____ MATERIAL FOR THIS TASK

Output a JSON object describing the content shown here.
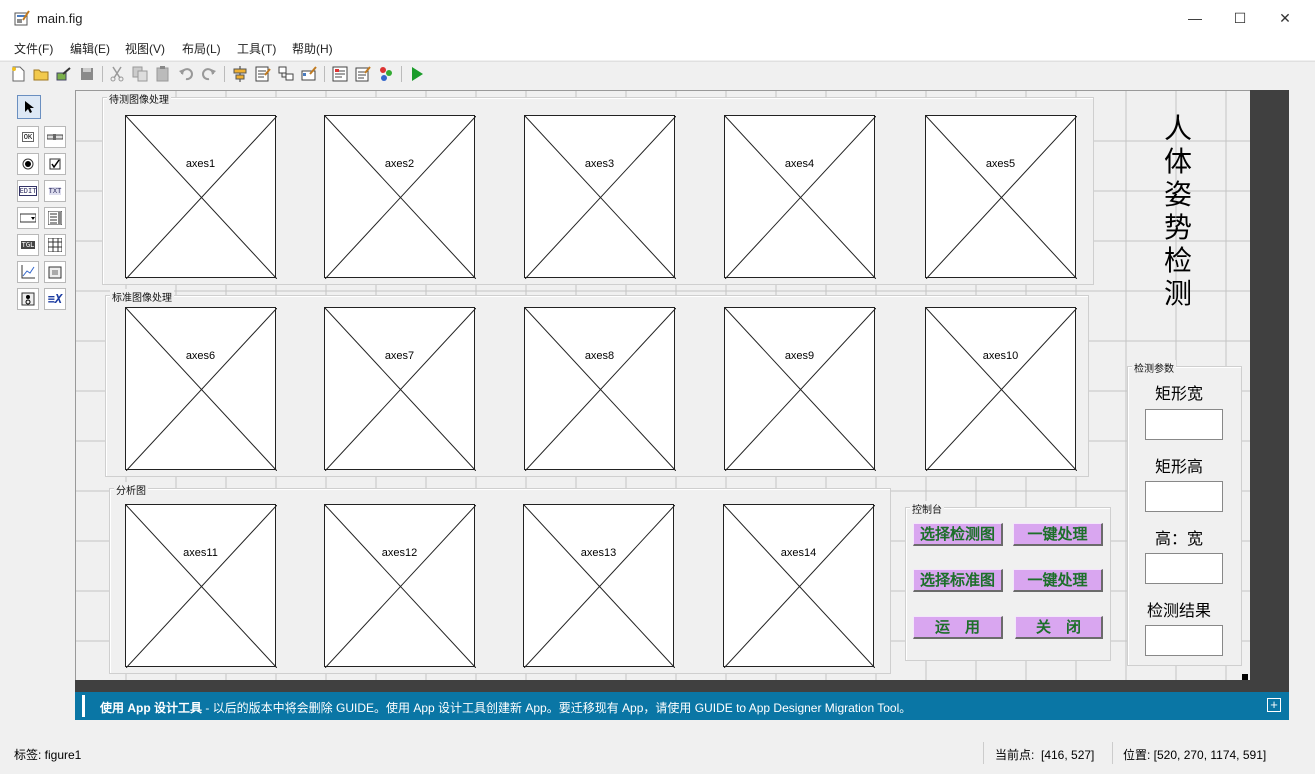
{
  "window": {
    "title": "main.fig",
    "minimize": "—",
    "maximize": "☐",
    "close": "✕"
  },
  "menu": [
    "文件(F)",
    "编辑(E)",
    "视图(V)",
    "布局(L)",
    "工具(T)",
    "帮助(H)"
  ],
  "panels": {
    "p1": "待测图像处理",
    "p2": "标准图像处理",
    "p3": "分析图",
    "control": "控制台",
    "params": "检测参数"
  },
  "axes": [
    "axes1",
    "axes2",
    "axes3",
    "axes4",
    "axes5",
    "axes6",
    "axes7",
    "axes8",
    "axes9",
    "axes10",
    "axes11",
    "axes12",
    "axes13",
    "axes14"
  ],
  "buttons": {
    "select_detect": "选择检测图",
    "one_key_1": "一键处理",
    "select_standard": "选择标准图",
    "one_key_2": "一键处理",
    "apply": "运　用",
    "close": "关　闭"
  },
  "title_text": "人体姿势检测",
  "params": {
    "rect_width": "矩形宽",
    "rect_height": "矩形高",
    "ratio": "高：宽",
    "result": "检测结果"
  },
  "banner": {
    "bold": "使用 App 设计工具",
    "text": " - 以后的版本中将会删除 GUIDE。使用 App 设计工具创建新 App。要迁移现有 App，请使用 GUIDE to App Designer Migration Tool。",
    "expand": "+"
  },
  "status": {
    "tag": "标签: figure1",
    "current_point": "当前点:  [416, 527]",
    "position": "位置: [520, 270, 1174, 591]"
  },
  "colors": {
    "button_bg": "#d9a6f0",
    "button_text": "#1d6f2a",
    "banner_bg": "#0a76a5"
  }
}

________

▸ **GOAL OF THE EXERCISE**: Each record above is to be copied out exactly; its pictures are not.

▸ **TASK OUTPUT**:
Output a JSON object describing the content shown here.
{
  "window": {
    "title": "main.fig",
    "minimize": "—",
    "maximize": "☐",
    "close": "✕"
  },
  "menu": [
    "文件(F)",
    "编辑(E)",
    "视图(V)",
    "布局(L)",
    "工具(T)",
    "帮助(H)"
  ],
  "panels": {
    "p1": "待测图像处理",
    "p2": "标准图像处理",
    "p3": "分析图",
    "control": "控制台",
    "params": "检测参数"
  },
  "axes": [
    "axes1",
    "axes2",
    "axes3",
    "axes4",
    "axes5",
    "axes6",
    "axes7",
    "axes8",
    "axes9",
    "axes10",
    "axes11",
    "axes12",
    "axes13",
    "axes14"
  ],
  "buttons": {
    "select_detect": "选择检测图",
    "one_key_1": "一键处理",
    "select_standard": "选择标准图",
    "one_key_2": "一键处理",
    "apply": "运　用",
    "close": "关　闭"
  },
  "title_text": "人体姿势检测",
  "params": {
    "rect_width": "矩形宽",
    "rect_height": "矩形高",
    "ratio": "高：宽",
    "result": "检测结果"
  },
  "banner": {
    "bold": "使用 App 设计工具",
    "text": " - 以后的版本中将会删除 GUIDE。使用 App 设计工具创建新 App。要迁移现有 App，请使用 GUIDE to App Designer Migration Tool。",
    "expand": "+"
  },
  "status": {
    "tag": "标签: figure1",
    "current_point": "当前点:  [416, 527]",
    "position": "位置: [520, 270, 1174, 591]"
  },
  "colors": {
    "button_bg": "#d9a6f0",
    "button_text": "#1d6f2a",
    "banner_bg": "#0a76a5"
  }
}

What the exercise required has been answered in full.